She says two million more will be arriving in Canada next week, part of a new order for 37.5 million of the syringes.

During a briefing Thursday, Dr. Deena Hinshaw, Alberta's chief medical officer of health, said right now, it's not possible to get six doses from every vial.

"This is due to many factors including the global shortage of the type of syringes that would be required to more consistently extract this sixth dose," she said.

Major-General Dany Fortin, head of Canada's vaccine delivery strategy, said Thursday there must be consistency across the country, that every province must get the syringes required.

"We have been using across the provinces and territories different instruments, different types of syringes and been able to extract the six doses," Fortin said during a briefing Thursday. "In other jurisdictions, we did not have the right equipment, just could not do this consistently.

"We're taking measures across the country to ensure that we are able to draw as much as possible from those vials."

WATCH | Federal officials on whether a variety of syringes could be used:

Consistent syringe supply crucial to get extra COVID-19 vaccine dose from vial

1 year ago
Duration 2:02
Federal officials discuss why a consistent supply of the so-called low dead space syringe is necessary to extract a sixth dose of the Pfizer-BioNTech COVID-19 vaccine from each vial.

Will this affect Canada's COVID-19 vaccination goals?

European health officials have complained that a shortage of the special syringes needed is making it hard to get six doses out of each vial.

If Canada agrees to the Pfizer-BioNTech label change but can't get the six doses out of every single vial, its goal to vaccinate 20 million people with Pfizer-BioNTech's 40 million doses will be impossible to meet.

There have already been delays in getting the promised amount of Pfizer-BioNTech vaccine to Canada. Deliveries ground to a halt this week as a temporary shutdown at Pfizer's plant in Belgium disrupted its shipments.

A Belgian newspaper reported Thursday those upgrades are now complete, but a spokesperson for Pfizer confirmed Canada's deliveries won't return to a more normal level until next month.

"We expect the supply constraints of the Pfizer-BioNTech COVID-19 vaccine to last in Canada until mid-February when we will be able to increase allocations to catch up," the spokesperson said.

Syringe and vial of Pfizer-BioNTech vaccine in Halifax. Health Canada is reviewing a request to formally change the label to reflect that it contains six doses. (Robert Short/CBC)

Add to that, the European Union is threatening protectionist measures to limit the export abroad of doses produced in Europe.
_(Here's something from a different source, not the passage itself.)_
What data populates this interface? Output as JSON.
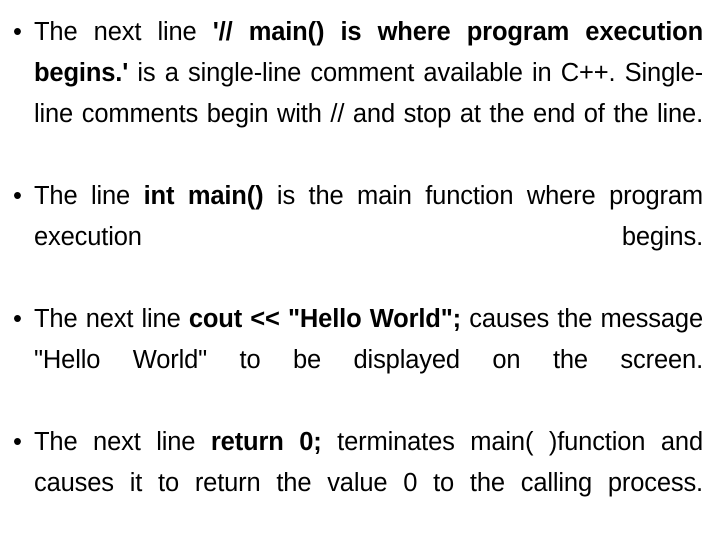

"That will be very disturbing, of course," Prime Minister Justin Trudeau said earlier this week in French. "We are communicating with our partners in Europe to make sure the contracts signed by Canada are respected."

With files from CBC News


To encourage thoughtful and respectful conversations, first and last names will appear with each submission to CBC/Radio-Canada's online communities (except in children and youth-oriented communities). Pseudonyms will no longer be permitted.

By submitting a comment, you accept that CBC has the right to reproduce and publish that comment in whole or in part, in any manner CBC chooses. Please note that CBC does not endorse the opinions expressed in comments. Comments on this story are moderated according to our Submission Guidelines. Comments are welcome while open. We reserve the right to close comments at any time.

Become a CBC Member

Join the conversation  Create account

Already have an account?